Requirement: Below are records; count the lines that contain "JSON" and give only the total.
Source data START
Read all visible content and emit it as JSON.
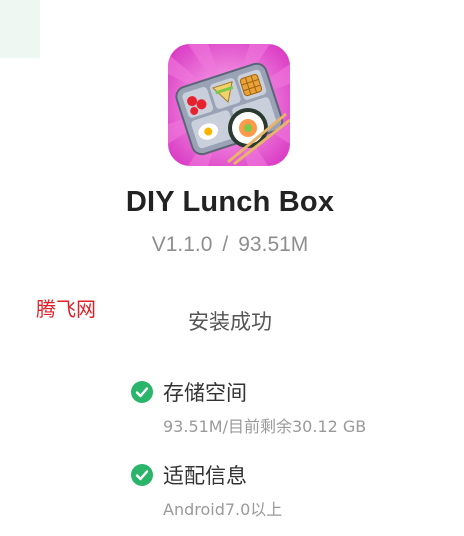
{
  "app": {
    "name": "DIY Lunch Box",
    "version": "V1.1.0",
    "separator": "/",
    "size": "93.51M",
    "icon": "lunch-box-app-icon"
  },
  "watermark": "腾飞网",
  "install_status": "安装成功",
  "checks": [
    {
      "title": "存储空间",
      "detail": "93.51M/目前剩余30.12 GB",
      "icon": "check-circle-icon"
    },
    {
      "title": "适配信息",
      "detail": "Android7.0以上",
      "icon": "check-circle-icon"
    }
  ],
  "colors": {
    "check_green": "#2bb56a",
    "icon_bg": "#e84fd0",
    "watermark_red": "#e0202a"
  }
}
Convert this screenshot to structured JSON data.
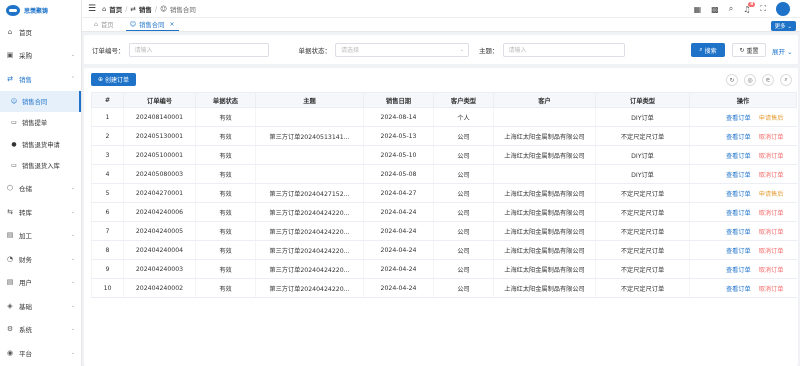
{
  "brand": {
    "name": "思羡聚铸"
  },
  "sidebar": {
    "items": [
      {
        "label": "首页",
        "icon": "home-icon",
        "glyph": "⌂",
        "arrow": ""
      },
      {
        "label": "采购",
        "icon": "briefcase-icon",
        "glyph": "▣",
        "arrow": "⌄"
      },
      {
        "label": "销售",
        "icon": "sales-icon",
        "glyph": "⇄",
        "arrow": "⌃"
      },
      {
        "label": "仓储",
        "icon": "warehouse-icon",
        "glyph": "⬡",
        "arrow": "⌄"
      },
      {
        "label": "转库",
        "icon": "transfer-icon",
        "glyph": "⇆",
        "arrow": "⌄"
      },
      {
        "label": "加工",
        "icon": "process-icon",
        "glyph": "▤",
        "arrow": "⌄"
      },
      {
        "label": "财务",
        "icon": "finance-icon",
        "glyph": "◔",
        "arrow": "⌄"
      },
      {
        "label": "用户",
        "icon": "user-icon",
        "glyph": "▤",
        "arrow": "⌄"
      },
      {
        "label": "基础",
        "icon": "base-icon",
        "glyph": "◈",
        "arrow": "⌄"
      },
      {
        "label": "系统",
        "icon": "gear-icon",
        "glyph": "⚙",
        "arrow": "⌄"
      },
      {
        "label": "平台",
        "icon": "platform-icon",
        "glyph": "◉",
        "arrow": "⌄"
      }
    ],
    "sales_sub": [
      {
        "label": "销售合同",
        "icon": "contract-icon",
        "glyph": "☺"
      },
      {
        "label": "销售提单",
        "icon": "bill-icon",
        "glyph": "▭"
      },
      {
        "label": "销售退货申请",
        "icon": "return-apply-icon",
        "glyph": "●"
      },
      {
        "label": "销售退货入库",
        "icon": "return-stock-icon",
        "glyph": "▭"
      }
    ]
  },
  "topbar": {
    "breadcrumb": [
      "首页",
      "销售",
      "销售合同"
    ],
    "notification_count": "8"
  },
  "tabs": [
    {
      "label": "首页"
    },
    {
      "label": "销售合同"
    }
  ],
  "more_label": "更多",
  "filter": {
    "order_no_label": "订单编号：",
    "order_no_placeholder": "请输入",
    "status_label": "单据状态：",
    "status_placeholder": "请选择",
    "subject_label": "主题：",
    "subject_placeholder": "请输入",
    "search_label": "搜索",
    "reset_label": "重置",
    "expand_label": "展开"
  },
  "create_label": "创建订单",
  "table": {
    "headers": [
      "#",
      "订单编号",
      "单据状态",
      "主题",
      "销售日期",
      "客户类型",
      "客户",
      "订单类型",
      "操作"
    ],
    "rows": [
      {
        "no": "1",
        "order": "202408140001",
        "status": "有效",
        "subject": "",
        "date": "2024-08-14",
        "ctype": "个人",
        "customer": "",
        "otype": "DIY订单",
        "op1": "查看订单",
        "op2": "申请售后",
        "op2_kind": "warn"
      },
      {
        "no": "2",
        "order": "202405130001",
        "status": "有效",
        "subject": "第三方订单20240513141...",
        "date": "2024-05-13",
        "ctype": "公司",
        "customer": "上海红太阳金属制品有限公司",
        "otype": "不定尺定尺订单",
        "op1": "查看订单",
        "op2": "取消订单",
        "op2_kind": "red"
      },
      {
        "no": "3",
        "order": "202405100001",
        "status": "有效",
        "subject": "",
        "date": "2024-05-10",
        "ctype": "公司",
        "customer": "上海红太阳金属制品有限公司",
        "otype": "DIY订单",
        "op1": "查看订单",
        "op2": "取消订单",
        "op2_kind": "red"
      },
      {
        "no": "4",
        "order": "202405080003",
        "status": "有效",
        "subject": "",
        "date": "2024-05-08",
        "ctype": "公司",
        "customer": "",
        "otype": "DIY订单",
        "op1": "查看订单",
        "op2": "取消订单",
        "op2_kind": "red"
      },
      {
        "no": "5",
        "order": "202404270001",
        "status": "有效",
        "subject": "第三方订单20240427152...",
        "date": "2024-04-27",
        "ctype": "公司",
        "customer": "上海红太阳金属制品有限公司",
        "otype": "不定尺定尺订单",
        "op1": "查看订单",
        "op2": "申请售后",
        "op2_kind": "warn"
      },
      {
        "no": "6",
        "order": "202404240006",
        "status": "有效",
        "subject": "第三方订单20240424220...",
        "date": "2024-04-24",
        "ctype": "公司",
        "customer": "上海红太阳金属制品有限公司",
        "otype": "不定尺定尺订单",
        "op1": "查看订单",
        "op2": "取消订单",
        "op2_kind": "red"
      },
      {
        "no": "7",
        "order": "202404240005",
        "status": "有效",
        "subject": "第三方订单20240424220...",
        "date": "2024-04-24",
        "ctype": "公司",
        "customer": "上海红太阳金属制品有限公司",
        "otype": "不定尺定尺订单",
        "op1": "查看订单",
        "op2": "取消订单",
        "op2_kind": "red"
      },
      {
        "no": "8",
        "order": "202404240004",
        "status": "有效",
        "subject": "第三方订单20240424220...",
        "date": "2024-04-24",
        "ctype": "公司",
        "customer": "上海红太阳金属制品有限公司",
        "otype": "不定尺定尺订单",
        "op1": "查看订单",
        "op2": "取消订单",
        "op2_kind": "red"
      },
      {
        "no": "9",
        "order": "202404240003",
        "status": "有效",
        "subject": "第三方订单20240424220...",
        "date": "2024-04-24",
        "ctype": "公司",
        "customer": "上海红太阳金属制品有限公司",
        "otype": "不定尺定尺订单",
        "op1": "查看订单",
        "op2": "取消订单",
        "op2_kind": "red"
      },
      {
        "no": "10",
        "order": "202404240002",
        "status": "有效",
        "subject": "第三方订单20240424220...",
        "date": "2024-04-24",
        "ctype": "公司",
        "customer": "上海红太阳金属制品有限公司",
        "otype": "不定尺定尺订单",
        "op1": "查看订单",
        "op2": "取消订单",
        "op2_kind": "red"
      }
    ]
  },
  "colors": {
    "primary": "#1e73c9",
    "warn": "#e6a23c",
    "danger": "#f56c6c"
  }
}
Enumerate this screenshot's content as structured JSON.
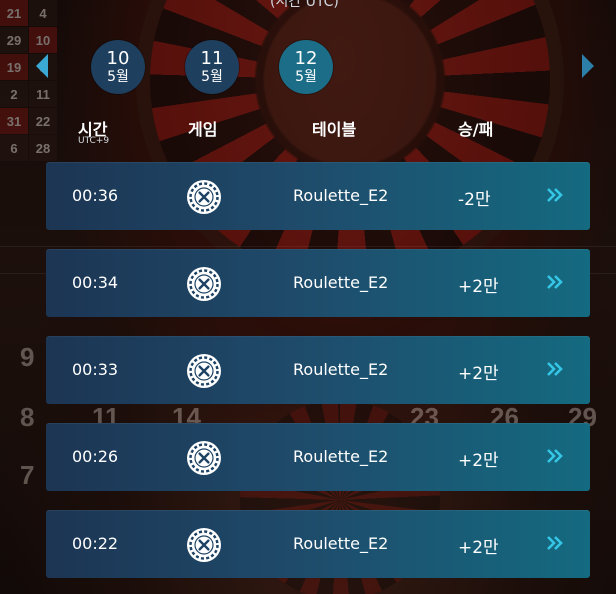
{
  "header": {
    "caption": "(시간 UTC)"
  },
  "dates": [
    {
      "day": "10",
      "month": "5월",
      "active": false
    },
    {
      "day": "11",
      "month": "5월",
      "active": false
    },
    {
      "day": "12",
      "month": "5월",
      "active": true
    }
  ],
  "columns": {
    "time": "시간",
    "time_zone": "UTC+9",
    "game": "게임",
    "table": "테이블",
    "result": "승/패"
  },
  "rows": [
    {
      "time": "00:36",
      "game_icon": "roulette-icon",
      "table": "Roulette_E2",
      "result": "-2만"
    },
    {
      "time": "00:34",
      "game_icon": "roulette-icon",
      "table": "Roulette_E2",
      "result": "+2만"
    },
    {
      "time": "00:33",
      "game_icon": "roulette-icon",
      "table": "Roulette_E2",
      "result": "+2만"
    },
    {
      "time": "00:26",
      "game_icon": "roulette-icon",
      "table": "Roulette_E2",
      "result": "+2만"
    },
    {
      "time": "00:22",
      "game_icon": "roulette-icon",
      "table": "Roulette_E2",
      "result": "+2만"
    }
  ],
  "colors": {
    "row_start": "#1c3553",
    "row_end": "#146a80",
    "active_date": "#1c6e88",
    "inactive_date": "#1e3f5e",
    "chevron": "#35c6e6"
  }
}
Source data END
Solution: 3